Updated: Jun 16, 2020
This is that moment when your reality feels altered, and uncomfortably alien. Often you're alone, or away from the crowd, and sounds start to become heavier, or there are no sounds. All your surroundings are unnaturally still, or terrifyingly fast in comparison to your own stillness. You can observe the dust particles flicking through the air, or the echoing of bright lights. This feels like something out of a film, like you're being watched, or that this moment holds significance in your life. What was meant to be a transitional scene has become a moment of piercing clarity and self-awareness.
These spaces can be defined as liminal spaces: a transitional cavity or boundary between capacities. The adjective 'liminal' is derived from the Latin 'limen' which translates as 'threshold', fitting for what can be seen as the threshold between our everyday reality and moments of intense, otherworldy clarity.
Beneath are some examples of liminal spaces:
Beaches at night
Motorway rest stops
Empty hotel hallways
Airports early in the morning
Hospitals at night
Being alone in the snow
On a plane when everyone is asleep
Gas stations at night
Empty school corridors after school
Waking up in someone else’s house
The last one awake on a sleepover
Walking down an ikea isle
Reflection of water rippling on a ceiling
Supermarkets near closing time
Your house after midnight
Empty cinema corridors
Empty car parks
Your room when its raining
Another word for this might be kenopsia, which refers to the eerie atmosphere of a space meant for, but absent of, people. This stems from the Greek 'kenosis' meaning emptiness, and 'opsia' meaning seeing. Again, there is the suggestion of seeing something that goes against its function, like seeing beauty, or a sense of self, in the expanding emptiness of a hotel corridor.
Julia Awad, from the Odessey, writes that the feeling of an altered reality occurs "because of the incapacity of our brains to process these liminal spaces as individual entities. Our brains react to context, so when a space lacks context or we experience it out of context, we feel uneasy or anxious."
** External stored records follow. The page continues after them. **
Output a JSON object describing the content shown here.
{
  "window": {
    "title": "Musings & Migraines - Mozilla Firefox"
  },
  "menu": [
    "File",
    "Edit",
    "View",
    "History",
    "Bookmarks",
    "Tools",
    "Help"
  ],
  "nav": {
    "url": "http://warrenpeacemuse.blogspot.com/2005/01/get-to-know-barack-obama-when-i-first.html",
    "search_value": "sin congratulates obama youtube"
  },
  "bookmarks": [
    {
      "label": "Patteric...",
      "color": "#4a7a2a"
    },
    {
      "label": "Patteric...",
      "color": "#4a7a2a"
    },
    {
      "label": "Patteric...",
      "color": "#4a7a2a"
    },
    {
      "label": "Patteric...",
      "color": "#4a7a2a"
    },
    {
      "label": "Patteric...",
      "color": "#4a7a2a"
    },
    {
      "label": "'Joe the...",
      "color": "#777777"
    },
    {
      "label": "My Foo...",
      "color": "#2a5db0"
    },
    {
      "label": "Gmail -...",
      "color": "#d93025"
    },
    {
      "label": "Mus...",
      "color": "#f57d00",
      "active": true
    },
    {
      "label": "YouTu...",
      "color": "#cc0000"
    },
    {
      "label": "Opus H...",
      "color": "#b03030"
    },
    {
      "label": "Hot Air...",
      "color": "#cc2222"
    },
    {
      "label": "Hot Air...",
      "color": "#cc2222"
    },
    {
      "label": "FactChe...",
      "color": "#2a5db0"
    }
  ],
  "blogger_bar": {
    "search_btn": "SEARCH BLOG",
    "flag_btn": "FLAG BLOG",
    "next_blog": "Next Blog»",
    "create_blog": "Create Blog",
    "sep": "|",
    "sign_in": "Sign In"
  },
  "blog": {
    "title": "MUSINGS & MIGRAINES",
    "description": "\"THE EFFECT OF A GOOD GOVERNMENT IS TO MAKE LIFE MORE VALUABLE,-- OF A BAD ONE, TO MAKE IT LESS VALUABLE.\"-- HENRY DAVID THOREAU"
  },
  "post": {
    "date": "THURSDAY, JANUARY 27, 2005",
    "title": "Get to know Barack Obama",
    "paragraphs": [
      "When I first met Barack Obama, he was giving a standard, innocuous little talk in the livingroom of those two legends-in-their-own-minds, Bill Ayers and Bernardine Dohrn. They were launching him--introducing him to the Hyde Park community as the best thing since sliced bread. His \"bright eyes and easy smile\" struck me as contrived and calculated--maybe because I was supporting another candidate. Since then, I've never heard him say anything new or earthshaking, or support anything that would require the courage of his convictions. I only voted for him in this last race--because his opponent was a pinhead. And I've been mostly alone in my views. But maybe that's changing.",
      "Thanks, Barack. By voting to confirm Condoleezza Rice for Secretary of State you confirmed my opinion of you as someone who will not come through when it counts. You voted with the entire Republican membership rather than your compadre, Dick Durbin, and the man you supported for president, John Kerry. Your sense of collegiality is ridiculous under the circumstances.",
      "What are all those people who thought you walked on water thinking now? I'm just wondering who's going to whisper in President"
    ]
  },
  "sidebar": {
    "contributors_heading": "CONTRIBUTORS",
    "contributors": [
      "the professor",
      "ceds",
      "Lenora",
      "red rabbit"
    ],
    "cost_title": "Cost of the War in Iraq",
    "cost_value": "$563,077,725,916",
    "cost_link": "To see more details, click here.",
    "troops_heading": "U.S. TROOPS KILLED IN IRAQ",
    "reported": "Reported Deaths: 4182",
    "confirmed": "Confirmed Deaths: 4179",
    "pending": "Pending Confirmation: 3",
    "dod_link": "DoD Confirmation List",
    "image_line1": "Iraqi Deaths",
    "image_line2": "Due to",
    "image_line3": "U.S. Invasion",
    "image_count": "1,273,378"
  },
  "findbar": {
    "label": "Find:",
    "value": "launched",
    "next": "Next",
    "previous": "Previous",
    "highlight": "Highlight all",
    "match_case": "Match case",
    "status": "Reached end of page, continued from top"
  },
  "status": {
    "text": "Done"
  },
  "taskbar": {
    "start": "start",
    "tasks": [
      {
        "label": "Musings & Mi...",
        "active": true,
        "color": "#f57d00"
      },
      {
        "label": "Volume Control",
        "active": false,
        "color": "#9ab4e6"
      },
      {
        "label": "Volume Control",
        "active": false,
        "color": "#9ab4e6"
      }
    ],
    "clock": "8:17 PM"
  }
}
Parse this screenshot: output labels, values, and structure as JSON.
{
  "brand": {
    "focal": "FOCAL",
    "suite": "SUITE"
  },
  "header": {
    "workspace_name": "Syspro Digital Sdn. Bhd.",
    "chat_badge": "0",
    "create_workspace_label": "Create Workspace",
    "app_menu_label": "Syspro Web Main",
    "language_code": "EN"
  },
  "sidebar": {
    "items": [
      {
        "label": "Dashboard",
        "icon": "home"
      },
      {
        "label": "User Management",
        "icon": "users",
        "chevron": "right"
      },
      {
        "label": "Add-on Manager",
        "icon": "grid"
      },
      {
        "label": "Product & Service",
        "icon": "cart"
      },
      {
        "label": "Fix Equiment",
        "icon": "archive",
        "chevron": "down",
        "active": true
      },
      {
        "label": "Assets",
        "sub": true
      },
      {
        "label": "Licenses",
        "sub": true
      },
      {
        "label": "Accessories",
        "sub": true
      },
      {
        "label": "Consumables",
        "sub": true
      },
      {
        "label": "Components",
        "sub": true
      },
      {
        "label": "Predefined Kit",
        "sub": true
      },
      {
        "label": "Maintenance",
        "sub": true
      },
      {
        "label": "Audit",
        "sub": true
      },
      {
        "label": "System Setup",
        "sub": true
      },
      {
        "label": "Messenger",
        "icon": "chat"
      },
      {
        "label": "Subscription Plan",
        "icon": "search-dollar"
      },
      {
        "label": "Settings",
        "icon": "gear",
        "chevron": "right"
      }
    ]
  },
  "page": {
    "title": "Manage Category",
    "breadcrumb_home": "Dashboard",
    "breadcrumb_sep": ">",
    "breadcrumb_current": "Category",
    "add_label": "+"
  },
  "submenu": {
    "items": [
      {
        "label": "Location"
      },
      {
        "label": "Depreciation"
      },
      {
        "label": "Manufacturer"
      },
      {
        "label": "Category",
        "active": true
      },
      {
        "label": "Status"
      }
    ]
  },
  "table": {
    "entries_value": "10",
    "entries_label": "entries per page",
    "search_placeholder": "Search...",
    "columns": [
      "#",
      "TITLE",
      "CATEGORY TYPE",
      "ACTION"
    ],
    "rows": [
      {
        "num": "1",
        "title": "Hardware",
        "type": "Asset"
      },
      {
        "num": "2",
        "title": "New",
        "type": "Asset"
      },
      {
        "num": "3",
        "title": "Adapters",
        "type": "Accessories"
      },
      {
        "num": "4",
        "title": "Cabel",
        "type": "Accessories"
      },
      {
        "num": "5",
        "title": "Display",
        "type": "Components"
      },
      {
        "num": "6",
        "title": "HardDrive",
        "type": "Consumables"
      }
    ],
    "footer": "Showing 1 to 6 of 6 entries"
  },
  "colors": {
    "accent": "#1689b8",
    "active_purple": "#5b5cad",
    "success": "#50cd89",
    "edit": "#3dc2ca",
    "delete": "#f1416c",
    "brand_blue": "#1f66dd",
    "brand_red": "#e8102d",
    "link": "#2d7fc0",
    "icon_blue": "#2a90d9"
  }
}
However, liminal spaces may not always make you feel nervous and can be spaces of comfort, or perhaps introspection. A place of altered reality does not have to occur in a transitory space, but somewhere that encourages you to pause and reflect on the liminality of you and your surroundings. In short, any sense of alienation, disassociation and disorientation.
swimming bodies ©Neil Krug
tower block ©Lauren Tepfer
swimming pool foot ©Aurvm
hospital corridor [own photo]